Filter the entries, keeping every line with the string "Week".

**Stored dataset items:**
-*-*-

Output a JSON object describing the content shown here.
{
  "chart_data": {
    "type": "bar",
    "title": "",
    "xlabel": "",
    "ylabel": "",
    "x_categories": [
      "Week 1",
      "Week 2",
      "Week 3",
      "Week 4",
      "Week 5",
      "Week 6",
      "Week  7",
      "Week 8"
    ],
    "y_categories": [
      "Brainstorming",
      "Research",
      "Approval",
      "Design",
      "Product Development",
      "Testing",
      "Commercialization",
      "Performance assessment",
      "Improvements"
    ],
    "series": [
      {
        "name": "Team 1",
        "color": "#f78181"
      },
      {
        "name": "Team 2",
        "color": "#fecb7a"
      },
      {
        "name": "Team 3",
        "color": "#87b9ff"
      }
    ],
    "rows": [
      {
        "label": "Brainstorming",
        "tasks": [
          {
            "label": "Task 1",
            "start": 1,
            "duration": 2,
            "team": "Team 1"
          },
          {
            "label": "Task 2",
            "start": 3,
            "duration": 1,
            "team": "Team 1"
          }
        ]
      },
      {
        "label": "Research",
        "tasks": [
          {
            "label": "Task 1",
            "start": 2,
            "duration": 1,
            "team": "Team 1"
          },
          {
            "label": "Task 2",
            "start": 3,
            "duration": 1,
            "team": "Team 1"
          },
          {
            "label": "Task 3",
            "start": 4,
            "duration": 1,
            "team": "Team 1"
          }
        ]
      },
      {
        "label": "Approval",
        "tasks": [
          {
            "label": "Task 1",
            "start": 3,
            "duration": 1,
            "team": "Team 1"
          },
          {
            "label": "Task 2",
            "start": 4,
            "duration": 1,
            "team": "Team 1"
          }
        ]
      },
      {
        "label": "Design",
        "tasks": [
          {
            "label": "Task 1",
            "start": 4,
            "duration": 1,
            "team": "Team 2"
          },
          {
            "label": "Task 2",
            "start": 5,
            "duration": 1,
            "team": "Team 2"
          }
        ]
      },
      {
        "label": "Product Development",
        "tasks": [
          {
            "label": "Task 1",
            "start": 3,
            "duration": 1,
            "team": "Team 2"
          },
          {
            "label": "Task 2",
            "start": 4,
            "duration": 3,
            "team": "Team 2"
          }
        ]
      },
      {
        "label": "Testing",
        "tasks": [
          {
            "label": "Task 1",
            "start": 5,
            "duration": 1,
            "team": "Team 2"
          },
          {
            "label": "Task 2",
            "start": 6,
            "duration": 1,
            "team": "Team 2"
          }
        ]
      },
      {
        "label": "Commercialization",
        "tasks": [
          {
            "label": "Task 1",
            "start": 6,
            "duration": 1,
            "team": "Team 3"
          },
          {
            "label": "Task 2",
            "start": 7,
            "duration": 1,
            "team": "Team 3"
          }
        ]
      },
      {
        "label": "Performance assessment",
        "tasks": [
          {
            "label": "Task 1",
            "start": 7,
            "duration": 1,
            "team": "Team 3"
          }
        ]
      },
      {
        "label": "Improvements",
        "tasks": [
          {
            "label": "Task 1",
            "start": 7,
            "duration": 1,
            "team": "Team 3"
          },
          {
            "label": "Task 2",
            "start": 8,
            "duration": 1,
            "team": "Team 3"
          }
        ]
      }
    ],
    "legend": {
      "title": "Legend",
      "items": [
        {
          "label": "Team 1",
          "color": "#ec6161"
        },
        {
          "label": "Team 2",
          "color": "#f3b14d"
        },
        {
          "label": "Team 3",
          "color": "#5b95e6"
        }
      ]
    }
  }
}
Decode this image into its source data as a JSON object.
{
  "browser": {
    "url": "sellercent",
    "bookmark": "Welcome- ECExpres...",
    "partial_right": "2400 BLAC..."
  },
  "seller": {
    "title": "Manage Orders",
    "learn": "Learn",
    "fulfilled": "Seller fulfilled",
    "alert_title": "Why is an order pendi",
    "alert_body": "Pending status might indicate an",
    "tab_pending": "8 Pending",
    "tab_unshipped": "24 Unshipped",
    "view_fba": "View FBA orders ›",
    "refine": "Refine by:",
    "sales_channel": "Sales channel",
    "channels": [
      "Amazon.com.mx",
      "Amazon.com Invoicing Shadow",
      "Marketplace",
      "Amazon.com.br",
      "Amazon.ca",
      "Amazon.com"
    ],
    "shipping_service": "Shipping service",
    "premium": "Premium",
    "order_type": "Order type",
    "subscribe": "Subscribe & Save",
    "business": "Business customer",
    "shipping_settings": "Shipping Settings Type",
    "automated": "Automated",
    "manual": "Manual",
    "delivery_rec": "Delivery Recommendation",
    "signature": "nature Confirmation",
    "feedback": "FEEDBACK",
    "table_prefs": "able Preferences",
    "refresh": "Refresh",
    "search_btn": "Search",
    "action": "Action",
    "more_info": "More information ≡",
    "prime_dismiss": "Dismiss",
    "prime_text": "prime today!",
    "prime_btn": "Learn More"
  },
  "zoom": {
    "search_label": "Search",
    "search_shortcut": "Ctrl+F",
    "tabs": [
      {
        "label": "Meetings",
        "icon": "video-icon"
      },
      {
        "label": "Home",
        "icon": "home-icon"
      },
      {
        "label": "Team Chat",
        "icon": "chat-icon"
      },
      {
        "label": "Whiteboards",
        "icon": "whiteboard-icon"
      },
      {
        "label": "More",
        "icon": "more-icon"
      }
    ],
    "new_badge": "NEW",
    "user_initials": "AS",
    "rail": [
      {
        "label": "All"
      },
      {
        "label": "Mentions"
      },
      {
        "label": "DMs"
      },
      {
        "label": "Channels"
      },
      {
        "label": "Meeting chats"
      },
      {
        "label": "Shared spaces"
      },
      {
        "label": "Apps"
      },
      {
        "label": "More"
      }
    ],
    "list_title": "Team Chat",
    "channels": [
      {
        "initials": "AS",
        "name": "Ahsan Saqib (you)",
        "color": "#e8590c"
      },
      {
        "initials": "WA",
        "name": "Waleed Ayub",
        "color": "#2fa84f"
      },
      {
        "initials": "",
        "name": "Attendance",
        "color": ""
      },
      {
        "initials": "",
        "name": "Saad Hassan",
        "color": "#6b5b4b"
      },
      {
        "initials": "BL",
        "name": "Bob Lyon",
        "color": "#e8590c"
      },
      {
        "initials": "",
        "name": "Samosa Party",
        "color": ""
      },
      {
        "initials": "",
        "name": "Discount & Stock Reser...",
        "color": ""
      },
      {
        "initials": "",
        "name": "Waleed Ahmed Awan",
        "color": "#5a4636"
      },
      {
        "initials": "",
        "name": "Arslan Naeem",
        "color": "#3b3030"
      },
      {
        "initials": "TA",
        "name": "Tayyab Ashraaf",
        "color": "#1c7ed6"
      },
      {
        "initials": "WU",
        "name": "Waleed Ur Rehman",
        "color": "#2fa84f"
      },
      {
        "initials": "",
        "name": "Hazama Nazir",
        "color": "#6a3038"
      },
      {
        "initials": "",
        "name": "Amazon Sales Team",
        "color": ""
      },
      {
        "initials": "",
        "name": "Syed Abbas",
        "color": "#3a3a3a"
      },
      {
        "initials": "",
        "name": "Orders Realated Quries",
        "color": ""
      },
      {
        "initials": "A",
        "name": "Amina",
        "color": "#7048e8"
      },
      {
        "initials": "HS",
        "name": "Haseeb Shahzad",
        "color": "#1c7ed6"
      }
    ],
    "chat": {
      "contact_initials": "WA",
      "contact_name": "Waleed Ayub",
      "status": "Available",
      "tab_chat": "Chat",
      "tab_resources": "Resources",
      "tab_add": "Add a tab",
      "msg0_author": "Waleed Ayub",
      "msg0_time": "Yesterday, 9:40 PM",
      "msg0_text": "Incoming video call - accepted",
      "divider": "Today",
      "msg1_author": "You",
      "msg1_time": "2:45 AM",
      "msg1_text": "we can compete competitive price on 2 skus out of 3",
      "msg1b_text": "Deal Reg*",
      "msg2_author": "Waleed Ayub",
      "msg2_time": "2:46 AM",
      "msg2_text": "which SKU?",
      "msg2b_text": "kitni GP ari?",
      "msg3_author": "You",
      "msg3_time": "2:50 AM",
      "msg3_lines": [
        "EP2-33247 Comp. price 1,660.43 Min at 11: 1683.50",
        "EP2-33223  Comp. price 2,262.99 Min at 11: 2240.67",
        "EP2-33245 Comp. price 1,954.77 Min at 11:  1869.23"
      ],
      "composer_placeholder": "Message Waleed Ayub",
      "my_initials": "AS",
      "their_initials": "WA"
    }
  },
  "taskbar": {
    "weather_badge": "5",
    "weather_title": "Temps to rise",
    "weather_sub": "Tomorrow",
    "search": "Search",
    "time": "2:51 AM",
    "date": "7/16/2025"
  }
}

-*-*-

**ANSWER TO THE PROBLEM:**
      "Week 1",
      "Week 2",
      "Week 3",
      "Week 4",
      "Week 5",
      "Week 6",
      "Week  7",
      "Week 8"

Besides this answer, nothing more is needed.